# Problem
If a line of the data contains the word "symbol", it is counted; report how many such lines there are and nothing else.

# Material supplied
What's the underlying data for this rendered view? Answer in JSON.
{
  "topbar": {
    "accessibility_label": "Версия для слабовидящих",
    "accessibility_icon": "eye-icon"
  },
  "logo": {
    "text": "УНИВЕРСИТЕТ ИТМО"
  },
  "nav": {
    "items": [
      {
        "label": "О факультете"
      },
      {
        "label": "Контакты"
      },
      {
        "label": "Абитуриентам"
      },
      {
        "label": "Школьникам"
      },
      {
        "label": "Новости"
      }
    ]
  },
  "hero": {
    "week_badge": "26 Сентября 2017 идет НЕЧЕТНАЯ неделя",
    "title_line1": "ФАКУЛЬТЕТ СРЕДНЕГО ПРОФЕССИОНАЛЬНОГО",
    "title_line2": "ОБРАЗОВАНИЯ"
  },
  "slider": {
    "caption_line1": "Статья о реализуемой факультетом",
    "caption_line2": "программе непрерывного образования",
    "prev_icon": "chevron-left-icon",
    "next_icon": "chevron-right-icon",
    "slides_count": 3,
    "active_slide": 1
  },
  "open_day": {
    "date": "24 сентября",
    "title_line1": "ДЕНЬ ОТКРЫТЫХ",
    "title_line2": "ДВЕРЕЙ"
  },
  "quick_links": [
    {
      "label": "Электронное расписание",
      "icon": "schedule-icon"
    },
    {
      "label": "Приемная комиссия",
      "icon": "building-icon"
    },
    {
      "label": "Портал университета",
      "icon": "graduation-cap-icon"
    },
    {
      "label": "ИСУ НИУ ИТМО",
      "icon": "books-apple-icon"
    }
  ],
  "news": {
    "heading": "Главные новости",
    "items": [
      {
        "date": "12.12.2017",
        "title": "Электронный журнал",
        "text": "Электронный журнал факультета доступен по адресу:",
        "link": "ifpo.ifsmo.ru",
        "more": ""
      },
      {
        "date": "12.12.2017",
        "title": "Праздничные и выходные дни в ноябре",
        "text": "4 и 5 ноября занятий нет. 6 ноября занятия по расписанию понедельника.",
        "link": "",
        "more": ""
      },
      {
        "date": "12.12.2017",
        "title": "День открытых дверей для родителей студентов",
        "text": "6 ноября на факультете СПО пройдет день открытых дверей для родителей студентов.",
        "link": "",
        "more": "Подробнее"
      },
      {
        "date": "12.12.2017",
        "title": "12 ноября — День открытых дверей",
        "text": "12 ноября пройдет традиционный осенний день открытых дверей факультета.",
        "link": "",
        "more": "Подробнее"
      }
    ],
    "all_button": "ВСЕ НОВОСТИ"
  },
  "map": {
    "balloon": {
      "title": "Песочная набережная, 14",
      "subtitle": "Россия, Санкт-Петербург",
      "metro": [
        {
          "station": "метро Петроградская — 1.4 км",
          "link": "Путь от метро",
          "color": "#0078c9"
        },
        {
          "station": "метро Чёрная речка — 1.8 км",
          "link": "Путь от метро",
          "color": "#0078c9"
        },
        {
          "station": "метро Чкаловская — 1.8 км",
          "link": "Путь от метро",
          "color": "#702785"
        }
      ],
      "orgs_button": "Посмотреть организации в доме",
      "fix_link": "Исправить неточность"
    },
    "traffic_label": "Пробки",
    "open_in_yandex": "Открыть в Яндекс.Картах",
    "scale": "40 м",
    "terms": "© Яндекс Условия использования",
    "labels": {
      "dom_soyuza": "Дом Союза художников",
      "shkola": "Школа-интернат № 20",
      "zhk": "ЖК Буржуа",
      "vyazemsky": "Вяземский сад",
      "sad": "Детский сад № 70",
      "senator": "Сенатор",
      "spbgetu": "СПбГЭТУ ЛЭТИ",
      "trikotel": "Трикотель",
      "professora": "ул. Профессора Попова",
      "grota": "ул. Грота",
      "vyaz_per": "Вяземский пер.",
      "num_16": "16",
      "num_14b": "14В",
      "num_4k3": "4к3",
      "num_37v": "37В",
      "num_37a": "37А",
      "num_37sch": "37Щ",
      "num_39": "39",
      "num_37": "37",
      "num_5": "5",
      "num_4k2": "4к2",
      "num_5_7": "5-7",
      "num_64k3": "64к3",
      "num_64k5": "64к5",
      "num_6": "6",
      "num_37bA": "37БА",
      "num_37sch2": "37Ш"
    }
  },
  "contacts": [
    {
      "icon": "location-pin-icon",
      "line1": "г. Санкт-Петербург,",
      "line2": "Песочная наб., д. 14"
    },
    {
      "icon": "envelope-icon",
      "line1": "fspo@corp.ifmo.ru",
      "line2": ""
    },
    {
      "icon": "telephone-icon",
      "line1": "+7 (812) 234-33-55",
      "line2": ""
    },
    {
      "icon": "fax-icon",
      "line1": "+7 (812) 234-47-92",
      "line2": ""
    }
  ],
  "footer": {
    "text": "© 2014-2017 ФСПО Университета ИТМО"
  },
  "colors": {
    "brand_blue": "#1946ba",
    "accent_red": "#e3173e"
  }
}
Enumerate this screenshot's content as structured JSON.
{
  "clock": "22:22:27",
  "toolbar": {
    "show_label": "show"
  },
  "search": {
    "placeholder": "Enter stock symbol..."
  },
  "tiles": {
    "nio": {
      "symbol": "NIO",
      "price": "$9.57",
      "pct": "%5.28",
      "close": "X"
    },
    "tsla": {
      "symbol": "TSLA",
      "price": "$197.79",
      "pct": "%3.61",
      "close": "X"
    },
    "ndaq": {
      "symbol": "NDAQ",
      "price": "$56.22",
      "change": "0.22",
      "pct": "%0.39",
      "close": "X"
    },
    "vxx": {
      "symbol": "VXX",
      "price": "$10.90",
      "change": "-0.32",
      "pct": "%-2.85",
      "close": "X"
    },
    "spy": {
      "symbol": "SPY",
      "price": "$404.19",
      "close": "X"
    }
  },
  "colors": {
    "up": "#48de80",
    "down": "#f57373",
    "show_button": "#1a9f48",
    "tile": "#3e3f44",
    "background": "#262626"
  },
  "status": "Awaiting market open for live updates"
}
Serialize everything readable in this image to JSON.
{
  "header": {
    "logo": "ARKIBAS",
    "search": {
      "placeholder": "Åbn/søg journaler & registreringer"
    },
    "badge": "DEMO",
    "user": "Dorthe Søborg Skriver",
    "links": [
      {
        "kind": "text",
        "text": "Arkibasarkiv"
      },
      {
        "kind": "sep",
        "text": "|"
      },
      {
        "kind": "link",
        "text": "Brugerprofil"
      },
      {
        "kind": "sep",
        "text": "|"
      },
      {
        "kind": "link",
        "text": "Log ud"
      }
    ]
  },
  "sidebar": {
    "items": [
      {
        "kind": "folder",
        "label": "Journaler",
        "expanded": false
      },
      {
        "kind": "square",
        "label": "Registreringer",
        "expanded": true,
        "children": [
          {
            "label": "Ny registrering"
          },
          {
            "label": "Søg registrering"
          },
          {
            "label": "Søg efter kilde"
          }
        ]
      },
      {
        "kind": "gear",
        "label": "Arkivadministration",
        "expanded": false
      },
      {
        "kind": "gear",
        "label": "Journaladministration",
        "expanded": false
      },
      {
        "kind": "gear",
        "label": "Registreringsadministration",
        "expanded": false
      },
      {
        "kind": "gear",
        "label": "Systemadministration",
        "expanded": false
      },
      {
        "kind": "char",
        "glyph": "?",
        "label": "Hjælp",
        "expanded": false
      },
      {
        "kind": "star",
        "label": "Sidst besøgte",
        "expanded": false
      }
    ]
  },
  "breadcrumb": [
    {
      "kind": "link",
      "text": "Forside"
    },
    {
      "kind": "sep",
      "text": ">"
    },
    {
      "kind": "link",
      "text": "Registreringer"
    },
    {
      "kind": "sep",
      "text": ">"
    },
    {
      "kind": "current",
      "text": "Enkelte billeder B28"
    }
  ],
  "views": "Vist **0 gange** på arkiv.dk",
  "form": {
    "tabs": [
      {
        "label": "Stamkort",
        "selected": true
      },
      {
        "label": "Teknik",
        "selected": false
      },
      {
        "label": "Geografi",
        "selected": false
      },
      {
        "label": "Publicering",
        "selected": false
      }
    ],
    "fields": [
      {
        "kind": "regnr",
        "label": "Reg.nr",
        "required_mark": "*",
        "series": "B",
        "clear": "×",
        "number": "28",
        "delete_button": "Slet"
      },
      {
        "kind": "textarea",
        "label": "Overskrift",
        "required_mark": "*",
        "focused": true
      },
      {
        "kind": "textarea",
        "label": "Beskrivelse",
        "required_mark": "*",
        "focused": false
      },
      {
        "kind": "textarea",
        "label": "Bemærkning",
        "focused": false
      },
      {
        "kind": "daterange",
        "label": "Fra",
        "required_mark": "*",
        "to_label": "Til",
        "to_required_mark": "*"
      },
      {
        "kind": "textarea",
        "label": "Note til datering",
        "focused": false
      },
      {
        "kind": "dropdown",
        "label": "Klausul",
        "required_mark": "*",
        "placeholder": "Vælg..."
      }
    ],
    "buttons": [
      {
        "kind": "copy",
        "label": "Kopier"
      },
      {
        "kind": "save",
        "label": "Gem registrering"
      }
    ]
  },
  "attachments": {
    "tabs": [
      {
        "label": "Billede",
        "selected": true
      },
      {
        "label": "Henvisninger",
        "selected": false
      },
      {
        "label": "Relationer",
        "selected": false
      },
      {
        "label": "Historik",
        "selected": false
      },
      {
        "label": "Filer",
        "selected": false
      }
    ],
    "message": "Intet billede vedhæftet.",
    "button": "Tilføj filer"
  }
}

# Finished task
6